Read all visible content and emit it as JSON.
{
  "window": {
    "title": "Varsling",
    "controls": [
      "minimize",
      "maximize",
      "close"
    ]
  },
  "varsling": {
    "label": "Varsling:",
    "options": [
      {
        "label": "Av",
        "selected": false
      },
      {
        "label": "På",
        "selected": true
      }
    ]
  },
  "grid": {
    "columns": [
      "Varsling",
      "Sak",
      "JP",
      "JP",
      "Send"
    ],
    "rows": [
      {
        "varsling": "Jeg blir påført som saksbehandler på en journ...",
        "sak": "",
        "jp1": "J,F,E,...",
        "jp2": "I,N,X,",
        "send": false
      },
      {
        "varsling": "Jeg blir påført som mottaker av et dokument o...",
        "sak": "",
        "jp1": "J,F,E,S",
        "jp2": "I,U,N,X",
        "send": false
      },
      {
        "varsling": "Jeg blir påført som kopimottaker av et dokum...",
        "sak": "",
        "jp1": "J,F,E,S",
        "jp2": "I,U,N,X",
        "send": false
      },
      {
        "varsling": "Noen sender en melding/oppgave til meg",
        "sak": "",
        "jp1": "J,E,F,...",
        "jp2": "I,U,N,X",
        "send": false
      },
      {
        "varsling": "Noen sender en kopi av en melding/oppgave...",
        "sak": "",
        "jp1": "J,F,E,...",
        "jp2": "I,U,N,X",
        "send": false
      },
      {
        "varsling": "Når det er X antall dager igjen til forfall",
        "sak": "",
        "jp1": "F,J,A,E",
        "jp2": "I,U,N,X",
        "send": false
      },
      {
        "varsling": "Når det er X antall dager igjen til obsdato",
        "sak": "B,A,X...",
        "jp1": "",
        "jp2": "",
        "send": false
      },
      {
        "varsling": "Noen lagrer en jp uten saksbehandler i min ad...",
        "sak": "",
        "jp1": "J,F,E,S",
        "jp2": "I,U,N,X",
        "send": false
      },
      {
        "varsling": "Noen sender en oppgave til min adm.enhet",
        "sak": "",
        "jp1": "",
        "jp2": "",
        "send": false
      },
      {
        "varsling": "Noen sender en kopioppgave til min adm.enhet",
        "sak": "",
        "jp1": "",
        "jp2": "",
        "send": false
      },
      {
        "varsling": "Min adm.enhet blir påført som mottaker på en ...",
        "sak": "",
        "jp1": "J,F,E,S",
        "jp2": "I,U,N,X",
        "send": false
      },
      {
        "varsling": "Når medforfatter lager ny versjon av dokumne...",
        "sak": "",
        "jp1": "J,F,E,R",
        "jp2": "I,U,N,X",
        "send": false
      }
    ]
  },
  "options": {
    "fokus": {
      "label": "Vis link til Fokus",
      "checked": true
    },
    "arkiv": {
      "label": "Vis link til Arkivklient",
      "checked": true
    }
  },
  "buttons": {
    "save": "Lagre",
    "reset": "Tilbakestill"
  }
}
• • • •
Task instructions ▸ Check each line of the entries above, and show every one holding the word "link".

Result for this exercise ▸
      "label": "Vis link til Fokus",
      "label": "Vis link til Arkivklient",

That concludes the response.